Over 3,000 Respite Workers have completed the Online Respite Services Training Certificate offered by the portal. This certificate serves as an orientation and screening tool, with some agencies making it mandatory for their workers [5].

The Respite Learning Portal is provided by SafeGuards Training, a unique training program established in 1995 to meet the specialized training needs of staff serving children, youth, adults, and families in Ontario [5].

For parents, the Respite Learning Portal provides a free online resource called "Respite Workers, Autism and Your Child: A Parent's Module." This resource assists parents in finding a suitable respite worker for their child and provides necessary information to support the child effectively.

These resources play a significant role in supporting families and caregivers in their journey of providing respite care for individuals with autism. They offer information, training, and tools to ensure that the care provided is effective, supportive, and understanding of the unique needs associated with autism.

Benefits of Respite Care for Autism

The benefits of respite care for families living with autism are profound and multifaceted. This short-term relief service provides a significant impact on the mental health of caregivers, the dynamics within the family, and their financial situation.

Improved Mental Health

Respite care serves as a temporary escape for caregivers from the constant demands of looking after individuals with autism, thus reducing stress and burnout. With time to recharge and prioritize their well-being, caregivers can return to their duties with renewed energy and a more positive outlook.

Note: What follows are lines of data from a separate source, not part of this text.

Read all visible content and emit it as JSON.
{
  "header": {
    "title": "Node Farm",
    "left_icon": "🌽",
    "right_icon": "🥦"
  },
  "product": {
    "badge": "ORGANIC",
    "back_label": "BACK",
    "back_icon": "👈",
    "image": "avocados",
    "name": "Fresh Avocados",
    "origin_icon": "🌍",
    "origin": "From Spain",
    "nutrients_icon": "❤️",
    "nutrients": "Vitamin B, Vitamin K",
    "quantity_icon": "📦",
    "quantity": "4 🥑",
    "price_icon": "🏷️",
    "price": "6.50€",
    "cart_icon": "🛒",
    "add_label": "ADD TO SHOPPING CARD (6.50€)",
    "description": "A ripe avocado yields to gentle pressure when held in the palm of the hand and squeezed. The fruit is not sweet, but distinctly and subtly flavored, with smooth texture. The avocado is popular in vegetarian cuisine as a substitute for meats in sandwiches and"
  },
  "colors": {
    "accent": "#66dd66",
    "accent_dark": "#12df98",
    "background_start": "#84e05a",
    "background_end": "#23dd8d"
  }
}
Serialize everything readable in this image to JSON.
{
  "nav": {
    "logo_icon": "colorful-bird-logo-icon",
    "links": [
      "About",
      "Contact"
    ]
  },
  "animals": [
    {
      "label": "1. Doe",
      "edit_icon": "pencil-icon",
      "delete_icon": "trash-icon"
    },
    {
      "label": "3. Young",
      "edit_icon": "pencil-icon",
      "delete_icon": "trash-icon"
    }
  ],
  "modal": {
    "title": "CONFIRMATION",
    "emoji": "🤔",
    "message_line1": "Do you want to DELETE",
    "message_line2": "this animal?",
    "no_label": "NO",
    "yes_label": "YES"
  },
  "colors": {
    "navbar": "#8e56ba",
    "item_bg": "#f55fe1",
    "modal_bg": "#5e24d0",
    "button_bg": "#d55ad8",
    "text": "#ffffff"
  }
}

Moreover, studies have shown that participation in respite care services results in improved health for both parents and children, including fewer hospital visits and better management of chronic medical conditions.

For individuals with autism, respite care offers opportunities for socialization, engagement in new experiences, and exposure to different environments. These experiences can contribute positively to their mental and emotional health.

Family Dynamics and Financial Relief

Beyond the individual benefits, respite care for autism also positively impacts the family as a whole. It enhances family dynamics by reducing stress levels and allowing for quality time to be spent together without the constant caregiving responsibilities. Families can engage in activities that may not have been possible without the support of respite care services.

Financially, respite care offers relief to families living with autism. With an average cost of $10-$12 per hour, it is a more affordable option compared to placing children in out-of-home care. This financial ease can significantly reduce the burden on families and allow them to allocate resources to other essential needs.

Understanding these benefits, it is clear why respite care is a valuable service for families living with autism. It is not just a form of temporary relief, but a means to improve mental health, family relationships, and financial stability.

References

[1]: https://www.autismspeaks.org/respite-care

[2]: https://ondecare.com/home-care/dmv/respite-care-for-autism

[3]: https://behavioral-innovations.com/blog/respite-care-benefits-caregivers-of-individuals-with-autism/

[4]: https://www.goldenstepsaba.com/resources/what-is-respite-care-autism

[5]: https://www.supportyourway.ca/York/respiteservices/respitecourse

[6]: https://behavioral-innovations.com/blog/respite-care-benefits-caregivers-of-individuals-with-autism

[7]: https://www.abtaba.com/blog/power-of-respite-care-autism